• **WHAT THE EXERCISE ASKS**: Work out the number of lines below containing the word "subtitle" and give nothing besides it.

• **DATA SECTION**:
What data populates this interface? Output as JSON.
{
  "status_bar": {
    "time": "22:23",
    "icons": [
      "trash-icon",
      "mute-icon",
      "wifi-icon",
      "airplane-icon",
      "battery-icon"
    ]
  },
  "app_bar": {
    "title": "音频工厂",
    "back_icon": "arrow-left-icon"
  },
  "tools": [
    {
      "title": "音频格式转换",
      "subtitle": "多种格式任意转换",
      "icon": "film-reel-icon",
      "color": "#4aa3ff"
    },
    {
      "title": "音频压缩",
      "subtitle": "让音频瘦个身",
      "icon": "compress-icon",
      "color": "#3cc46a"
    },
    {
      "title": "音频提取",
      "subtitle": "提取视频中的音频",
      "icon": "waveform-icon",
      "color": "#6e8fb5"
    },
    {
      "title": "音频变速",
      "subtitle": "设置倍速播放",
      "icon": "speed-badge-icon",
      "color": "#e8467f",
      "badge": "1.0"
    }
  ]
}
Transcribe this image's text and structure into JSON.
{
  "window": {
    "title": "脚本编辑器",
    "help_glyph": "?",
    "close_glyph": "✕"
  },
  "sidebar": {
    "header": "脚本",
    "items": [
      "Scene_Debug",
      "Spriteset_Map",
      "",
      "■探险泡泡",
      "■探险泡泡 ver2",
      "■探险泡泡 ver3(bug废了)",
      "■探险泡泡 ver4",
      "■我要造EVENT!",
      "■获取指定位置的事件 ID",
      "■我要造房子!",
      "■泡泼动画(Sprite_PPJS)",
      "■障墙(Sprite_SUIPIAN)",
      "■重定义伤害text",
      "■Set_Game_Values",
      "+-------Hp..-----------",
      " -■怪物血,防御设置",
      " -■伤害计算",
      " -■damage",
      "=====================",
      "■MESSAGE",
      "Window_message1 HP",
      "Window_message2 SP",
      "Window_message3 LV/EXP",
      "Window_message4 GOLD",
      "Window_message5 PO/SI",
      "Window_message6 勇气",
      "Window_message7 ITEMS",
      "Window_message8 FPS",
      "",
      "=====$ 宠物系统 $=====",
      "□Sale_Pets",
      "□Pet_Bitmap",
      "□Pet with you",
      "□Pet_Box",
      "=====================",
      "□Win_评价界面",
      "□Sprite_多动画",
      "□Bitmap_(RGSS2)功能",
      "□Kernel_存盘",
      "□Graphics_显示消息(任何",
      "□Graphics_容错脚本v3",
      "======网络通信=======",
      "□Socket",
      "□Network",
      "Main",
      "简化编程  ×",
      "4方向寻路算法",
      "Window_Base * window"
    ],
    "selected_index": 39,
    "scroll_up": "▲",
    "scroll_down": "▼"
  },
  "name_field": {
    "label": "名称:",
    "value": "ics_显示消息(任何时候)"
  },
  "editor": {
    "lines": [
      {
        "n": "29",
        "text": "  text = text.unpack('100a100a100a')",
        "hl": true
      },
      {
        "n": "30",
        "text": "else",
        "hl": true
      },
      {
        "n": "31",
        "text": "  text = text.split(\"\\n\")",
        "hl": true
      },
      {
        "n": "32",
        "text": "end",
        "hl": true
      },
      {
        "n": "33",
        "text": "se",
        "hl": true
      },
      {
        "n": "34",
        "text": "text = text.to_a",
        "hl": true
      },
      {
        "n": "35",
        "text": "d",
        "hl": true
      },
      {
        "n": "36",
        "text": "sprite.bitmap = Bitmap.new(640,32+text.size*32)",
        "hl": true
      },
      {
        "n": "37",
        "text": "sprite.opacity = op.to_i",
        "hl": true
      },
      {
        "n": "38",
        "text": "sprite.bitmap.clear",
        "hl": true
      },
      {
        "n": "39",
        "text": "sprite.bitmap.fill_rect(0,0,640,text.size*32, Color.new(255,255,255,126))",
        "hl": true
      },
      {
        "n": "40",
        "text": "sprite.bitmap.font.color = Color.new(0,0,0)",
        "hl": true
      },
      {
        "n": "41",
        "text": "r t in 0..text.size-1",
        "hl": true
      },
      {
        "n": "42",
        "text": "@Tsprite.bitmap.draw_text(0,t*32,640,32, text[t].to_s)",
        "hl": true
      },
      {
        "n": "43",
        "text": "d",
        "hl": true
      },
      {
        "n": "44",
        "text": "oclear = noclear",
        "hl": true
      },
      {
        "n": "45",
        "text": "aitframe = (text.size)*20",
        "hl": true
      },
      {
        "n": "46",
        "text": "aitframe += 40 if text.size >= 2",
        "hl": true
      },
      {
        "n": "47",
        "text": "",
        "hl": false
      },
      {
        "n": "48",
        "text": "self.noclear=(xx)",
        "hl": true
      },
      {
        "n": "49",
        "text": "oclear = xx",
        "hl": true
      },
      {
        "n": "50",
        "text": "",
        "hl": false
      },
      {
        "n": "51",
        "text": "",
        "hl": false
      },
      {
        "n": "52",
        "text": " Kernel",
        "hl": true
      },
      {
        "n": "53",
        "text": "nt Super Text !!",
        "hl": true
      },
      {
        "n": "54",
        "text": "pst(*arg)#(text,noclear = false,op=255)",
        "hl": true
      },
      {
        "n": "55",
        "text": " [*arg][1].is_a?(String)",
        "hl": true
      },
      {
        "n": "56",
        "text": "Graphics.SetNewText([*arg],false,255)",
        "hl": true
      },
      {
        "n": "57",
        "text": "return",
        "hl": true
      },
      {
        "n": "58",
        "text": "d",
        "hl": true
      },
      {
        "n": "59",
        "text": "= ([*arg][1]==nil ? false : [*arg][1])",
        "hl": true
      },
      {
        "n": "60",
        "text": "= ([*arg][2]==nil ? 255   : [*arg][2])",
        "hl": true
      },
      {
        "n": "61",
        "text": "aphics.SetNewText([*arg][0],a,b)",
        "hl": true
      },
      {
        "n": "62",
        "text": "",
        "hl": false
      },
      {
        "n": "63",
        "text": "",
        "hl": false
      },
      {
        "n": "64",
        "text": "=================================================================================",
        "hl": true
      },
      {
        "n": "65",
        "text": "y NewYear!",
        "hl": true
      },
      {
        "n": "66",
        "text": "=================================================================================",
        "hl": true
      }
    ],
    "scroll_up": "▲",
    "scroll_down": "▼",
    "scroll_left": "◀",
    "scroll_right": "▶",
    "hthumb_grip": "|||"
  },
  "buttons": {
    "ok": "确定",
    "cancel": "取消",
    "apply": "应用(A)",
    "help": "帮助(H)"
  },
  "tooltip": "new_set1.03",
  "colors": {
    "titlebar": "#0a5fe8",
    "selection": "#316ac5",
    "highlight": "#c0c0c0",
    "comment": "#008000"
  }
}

• **RESPONSE TO THE EXERCISE**: 4